## WHAT YOU ARE ASKED TO DO:
A bare number is all that is needed: how many lines below contain the string "views"?
+---+
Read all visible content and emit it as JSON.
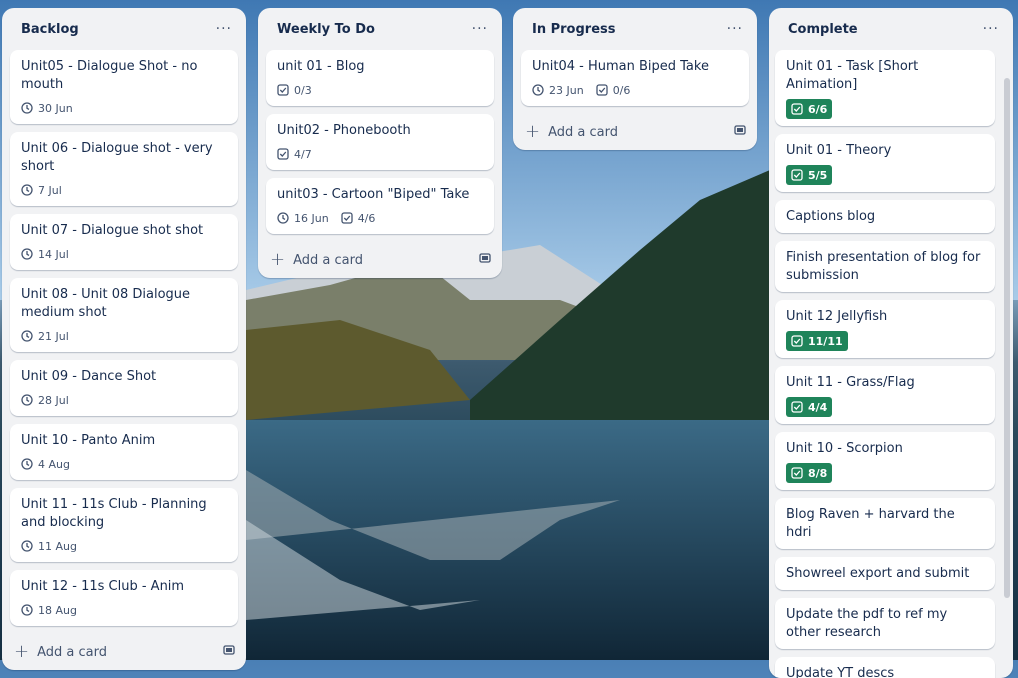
{
  "lists": [
    {
      "title": "Backlog",
      "add_label": "Add a card",
      "cards": [
        {
          "title": "Unit05 - Dialogue Shot - no mouth",
          "date": "30 Jun"
        },
        {
          "title": "Unit 06 - Dialogue shot - very short",
          "date": "7 Jul"
        },
        {
          "title": "Unit 07 - Dialogue shot shot",
          "date": "14 Jul"
        },
        {
          "title": "Unit 08 - Unit 08 Dialogue medium shot",
          "date": "21 Jul"
        },
        {
          "title": "Unit 09 - Dance Shot",
          "date": "28 Jul"
        },
        {
          "title": "Unit 10 - Panto Anim",
          "date": "4 Aug"
        },
        {
          "title": "Unit 11 - 11s Club - Planning and blocking",
          "date": "11 Aug"
        },
        {
          "title": "Unit 12 - 11s Club - Anim",
          "date": "18 Aug"
        }
      ]
    },
    {
      "title": "Weekly To Do",
      "add_label": "Add a card",
      "cards": [
        {
          "title": "unit 01 - Blog",
          "checklist": "0/3"
        },
        {
          "title": "Unit02 - Phonebooth",
          "checklist": "4/7"
        },
        {
          "title": "unit03 - Cartoon \"Biped\" Take",
          "date": "16 Jun",
          "checklist": "4/6"
        }
      ]
    },
    {
      "title": "In Progress",
      "add_label": "Add a card",
      "cards": [
        {
          "title": "Unit04 - Human Biped Take",
          "date": "23 Jun",
          "checklist": "0/6"
        }
      ]
    },
    {
      "title": "Complete",
      "cards": [
        {
          "title": "Unit 01 - Task [Short Animation]",
          "checklist_done": "6/6"
        },
        {
          "title": "Unit 01 - Theory",
          "checklist_done": "5/5"
        },
        {
          "title": "Captions blog"
        },
        {
          "title": "Finish presentation of blog for submission"
        },
        {
          "title": "Unit 12 Jellyfish",
          "checklist_done": "11/11"
        },
        {
          "title": "Unit 11 - Grass/Flag",
          "checklist_done": "4/4"
        },
        {
          "title": "Unit 10 - Scorpion",
          "checklist_done": "8/8"
        },
        {
          "title": "Blog Raven + harvard the hdri"
        },
        {
          "title": "Showreel export and submit"
        },
        {
          "title": "Update the pdf to ref my other research"
        },
        {
          "title": "Update YT descs"
        }
      ]
    }
  ],
  "menu_glyph": "···",
  "add_glyph": "+",
  "colors": {
    "list_bg": "#f1f2f4",
    "done_badge": "#1f845a",
    "text": "#172b4d"
  }
}
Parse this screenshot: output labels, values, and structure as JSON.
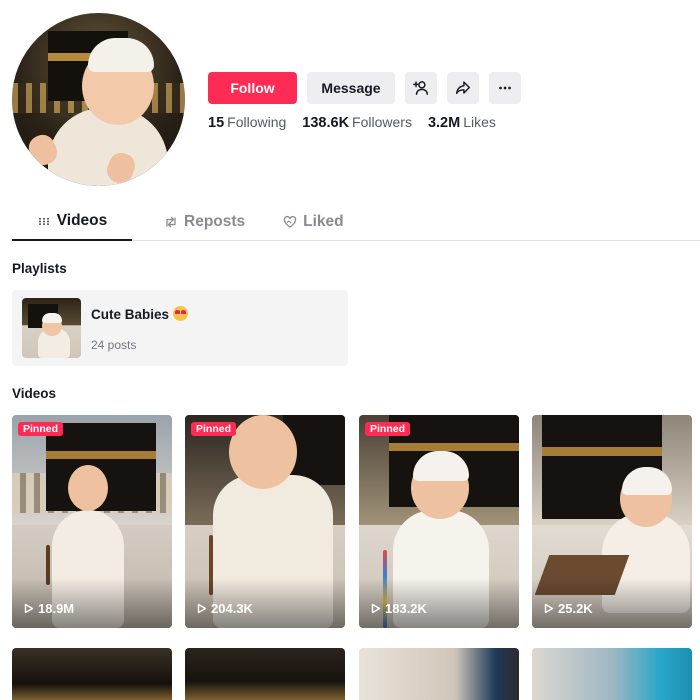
{
  "profile": {
    "buttons": {
      "follow": "Follow",
      "message": "Message",
      "add_friend_icon": "add-person-icon",
      "share_icon": "share-icon",
      "more_icon": "more-icon"
    },
    "stats": [
      {
        "value": "15",
        "label": "Following"
      },
      {
        "value": "138.6K",
        "label": "Followers"
      },
      {
        "value": "3.2M",
        "label": "Likes"
      }
    ]
  },
  "tabs": [
    {
      "label": "Videos",
      "icon": "grid-icon",
      "active": true
    },
    {
      "label": "Reposts",
      "icon": "repost-icon",
      "active": false
    },
    {
      "label": "Liked",
      "icon": "heart-icon",
      "active": false
    }
  ],
  "playlists": {
    "title": "Playlists",
    "items": [
      {
        "name": "Cute Babies",
        "count": "24 posts"
      }
    ]
  },
  "videos": {
    "title": "Videos",
    "items": [
      {
        "views": "18.9M",
        "badge": "Pinned"
      },
      {
        "views": "204.3K",
        "badge": "Pinned"
      },
      {
        "views": "183.2K",
        "badge": "Pinned"
      },
      {
        "views": "25.2K",
        "badge": ""
      }
    ]
  },
  "colors": {
    "accent": "#fe2c55",
    "text": "#161823",
    "muted": "#8a8b91",
    "button_bg": "#eeeef0"
  }
}
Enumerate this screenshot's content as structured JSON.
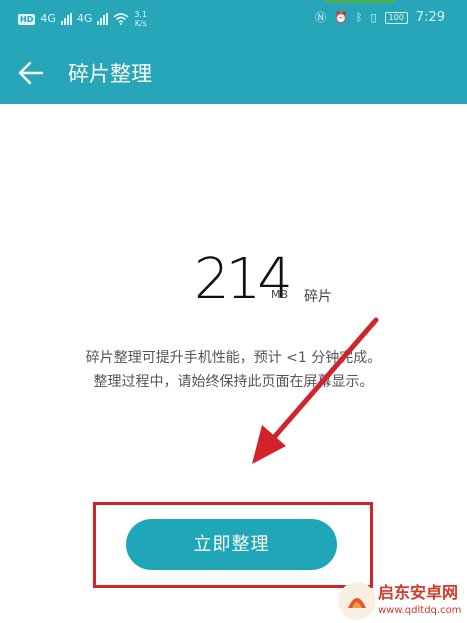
{
  "status_bar": {
    "network_1": "4G",
    "network_2": "4G",
    "speed_value": "3.1",
    "speed_unit": "K/s",
    "battery": "100",
    "time": "7:29",
    "icons": [
      "hd-icon",
      "signal-icon",
      "wifi-icon",
      "nfc-icon",
      "alarm-icon",
      "bluetooth-icon",
      "vibrate-icon",
      "battery-icon"
    ]
  },
  "app_bar": {
    "title": "碎片整理",
    "back_icon": "back-arrow-icon"
  },
  "summary": {
    "size": "214",
    "unit": "MB",
    "label": "碎片"
  },
  "description": {
    "line1": "碎片整理可提升手机性能，预计 <1 分钟完成。",
    "line2": "整理过程中，请始终保持此页面在屏幕显示。"
  },
  "action": {
    "button_label": "立即整理"
  },
  "watermark": {
    "title": "启东安卓网",
    "url": "www.qdltdq.com"
  },
  "colors": {
    "accent": "#26a6b8",
    "button": "#1fa6b8",
    "annotation": "#d2232a"
  }
}
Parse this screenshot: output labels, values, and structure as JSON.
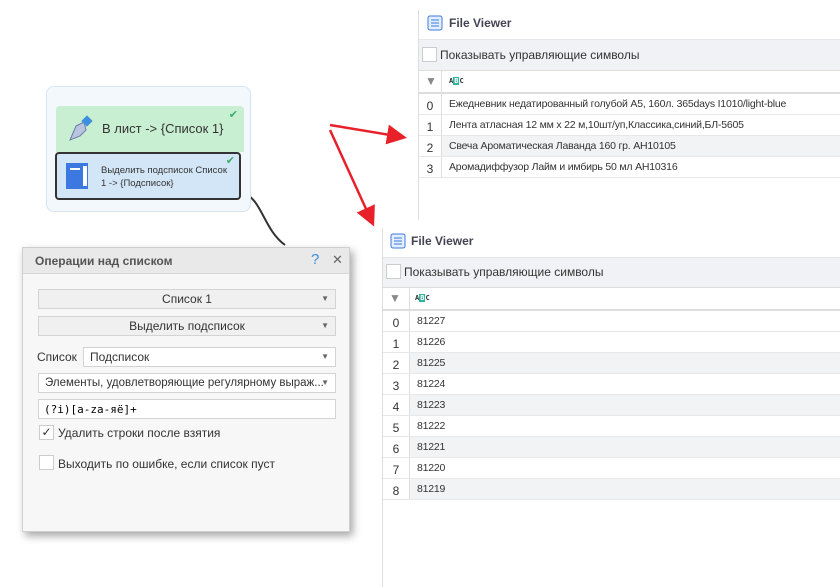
{
  "workflow": {
    "node1": {
      "label": "В лист -> {Список 1}",
      "icon": "pen-icon"
    },
    "node2": {
      "label_line1": "Выделить подсписок Список",
      "label_line2": "1 -> {Подсписок}",
      "icon": "notebook-icon"
    }
  },
  "viewer_top": {
    "title": "File Viewer",
    "show_control_chars": "Показывать управляющие символы",
    "column_icon": "ABC",
    "rows": [
      {
        "index": "0",
        "value": "Ежедневник недатированный голубой А5, 160л. 365days I1010/light-blue"
      },
      {
        "index": "1",
        "value": "Лента атласная 12 мм х 22 м,10шт/уп,Классика,синий,БЛ-5605"
      },
      {
        "index": "2",
        "value": "Свеча Ароматическая Лаванда 160 гр. АН10105"
      },
      {
        "index": "3",
        "value": "Аромадиффузор Лайм и имбирь 50 мл АН10316"
      }
    ]
  },
  "viewer_bottom": {
    "title": "File Viewer",
    "show_control_chars": "Показывать управляющие символы",
    "column_icon": "ABC",
    "rows": [
      {
        "index": "0",
        "value": "81227"
      },
      {
        "index": "1",
        "value": "81226"
      },
      {
        "index": "2",
        "value": "81225"
      },
      {
        "index": "3",
        "value": "81224"
      },
      {
        "index": "4",
        "value": "81223"
      },
      {
        "index": "5",
        "value": "81222"
      },
      {
        "index": "6",
        "value": "81221"
      },
      {
        "index": "7",
        "value": "81220"
      },
      {
        "index": "8",
        "value": "81219"
      }
    ]
  },
  "dialog": {
    "title": "Операции над списком",
    "help": "?",
    "close": "✕",
    "list_select": "Список 1",
    "operation_select": "Выделить подсписок",
    "target_label": "Список",
    "target_select": "Подсписок",
    "mode_select": "Элементы, удовлетворяющие регулярному выраж...",
    "regex": "(?i)[a-zа-яё]+",
    "delete_rows": {
      "label": "Удалить строки после взятия",
      "checked": true
    },
    "exit_on_error": {
      "label": "Выходить по ошибке, если список пуст",
      "checked": false
    }
  },
  "colors": {
    "arrow": "#e8202a",
    "node_green": "#c9efd2",
    "node_blue": "#d3e6f7",
    "badge": "#2bb39b"
  }
}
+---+
## EXERCISE ANSWER:
4